Their deeds, their very presence, may do more to break depression's
grip than words themselves ever could. In the company of others,
each little victory along the path to our futures will be that much
Let's not forget that
we, BENT's writers and readers, are
those understanding people. I hope that in the coming year we can
all make a greater effort to stay in touch, for by doing so we build
community and a more worthwhile common future.
To encourage communication,
we now conclude each article with a direct email link. "Don't
wait," it urges, "let us know what you think of this BENT
want to see this link as a modern version of the old call-and-response
song. Popular as a singing game for children in the 19th century,
the call-and-response format made it easy for the greatest number
of people to participate, even if unfamiliar with the lyrics. The
singing game version was undoubtedly an outgrowth of the practice
in African American churches, still current, where the preacher
"calls" (says a line in a prayer or sermon), and one or
more people in the congregation "respond" (by spontaneously
repeating a line or a word).
has observed that "Call and response is an expression of both
ritualized communal unity and spontaneous individual freedom."
calling. Please respond.
Guter has been a bilateral amputee since the age of six as the result

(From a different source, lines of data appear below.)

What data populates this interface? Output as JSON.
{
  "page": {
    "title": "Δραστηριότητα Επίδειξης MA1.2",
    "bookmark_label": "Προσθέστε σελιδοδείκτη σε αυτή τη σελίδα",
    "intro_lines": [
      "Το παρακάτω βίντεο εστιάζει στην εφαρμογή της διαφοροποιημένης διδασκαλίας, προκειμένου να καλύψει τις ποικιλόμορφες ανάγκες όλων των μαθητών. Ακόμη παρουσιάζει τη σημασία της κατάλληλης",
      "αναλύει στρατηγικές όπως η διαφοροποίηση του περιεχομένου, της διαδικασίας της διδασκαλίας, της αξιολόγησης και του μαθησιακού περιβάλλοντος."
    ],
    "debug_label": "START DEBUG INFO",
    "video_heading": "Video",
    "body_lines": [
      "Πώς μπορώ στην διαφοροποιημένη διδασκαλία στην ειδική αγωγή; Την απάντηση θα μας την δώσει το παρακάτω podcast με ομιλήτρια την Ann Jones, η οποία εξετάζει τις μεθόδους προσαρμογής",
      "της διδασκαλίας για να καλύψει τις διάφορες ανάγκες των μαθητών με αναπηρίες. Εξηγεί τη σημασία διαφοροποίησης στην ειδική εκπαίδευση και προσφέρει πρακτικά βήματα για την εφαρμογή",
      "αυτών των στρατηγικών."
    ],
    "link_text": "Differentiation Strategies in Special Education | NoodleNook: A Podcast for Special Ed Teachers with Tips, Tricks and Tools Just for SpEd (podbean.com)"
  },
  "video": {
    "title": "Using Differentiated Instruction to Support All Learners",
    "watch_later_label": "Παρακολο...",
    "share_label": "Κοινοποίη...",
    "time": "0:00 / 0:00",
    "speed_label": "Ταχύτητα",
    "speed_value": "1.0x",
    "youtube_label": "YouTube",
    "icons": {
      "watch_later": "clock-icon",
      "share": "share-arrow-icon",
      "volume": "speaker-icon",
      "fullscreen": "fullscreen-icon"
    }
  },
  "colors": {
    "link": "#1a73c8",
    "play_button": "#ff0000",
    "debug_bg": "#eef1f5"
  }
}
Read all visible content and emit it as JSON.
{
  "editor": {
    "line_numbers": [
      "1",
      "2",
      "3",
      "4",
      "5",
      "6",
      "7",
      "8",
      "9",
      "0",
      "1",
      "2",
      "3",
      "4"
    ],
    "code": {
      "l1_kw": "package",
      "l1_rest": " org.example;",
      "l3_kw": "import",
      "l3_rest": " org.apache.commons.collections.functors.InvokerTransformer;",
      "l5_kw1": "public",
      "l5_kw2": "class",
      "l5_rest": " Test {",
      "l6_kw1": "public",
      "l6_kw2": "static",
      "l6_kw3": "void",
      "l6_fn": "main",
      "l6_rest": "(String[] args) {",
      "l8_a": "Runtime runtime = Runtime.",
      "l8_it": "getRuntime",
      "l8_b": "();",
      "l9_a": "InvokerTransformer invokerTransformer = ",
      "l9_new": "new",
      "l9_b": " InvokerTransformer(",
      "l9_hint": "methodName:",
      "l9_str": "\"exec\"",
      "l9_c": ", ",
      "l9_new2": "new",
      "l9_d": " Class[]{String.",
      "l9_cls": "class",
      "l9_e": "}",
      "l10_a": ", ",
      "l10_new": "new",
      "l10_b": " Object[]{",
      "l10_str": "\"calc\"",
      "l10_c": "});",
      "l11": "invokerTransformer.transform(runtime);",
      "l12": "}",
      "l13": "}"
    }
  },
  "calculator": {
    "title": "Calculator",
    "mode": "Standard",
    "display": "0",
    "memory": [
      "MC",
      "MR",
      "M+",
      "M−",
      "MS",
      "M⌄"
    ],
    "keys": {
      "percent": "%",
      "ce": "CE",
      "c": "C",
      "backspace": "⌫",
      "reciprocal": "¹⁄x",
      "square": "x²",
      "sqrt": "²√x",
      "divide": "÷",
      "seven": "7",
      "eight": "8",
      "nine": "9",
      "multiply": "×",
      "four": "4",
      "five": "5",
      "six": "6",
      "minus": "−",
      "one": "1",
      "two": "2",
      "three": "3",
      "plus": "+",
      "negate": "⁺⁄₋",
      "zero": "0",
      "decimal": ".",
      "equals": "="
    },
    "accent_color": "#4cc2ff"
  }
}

of multiple birth defects. His writing has appeared in The New York
Times, Stagebill, and other publications. He lives in San Francisco.
© 2003 BENT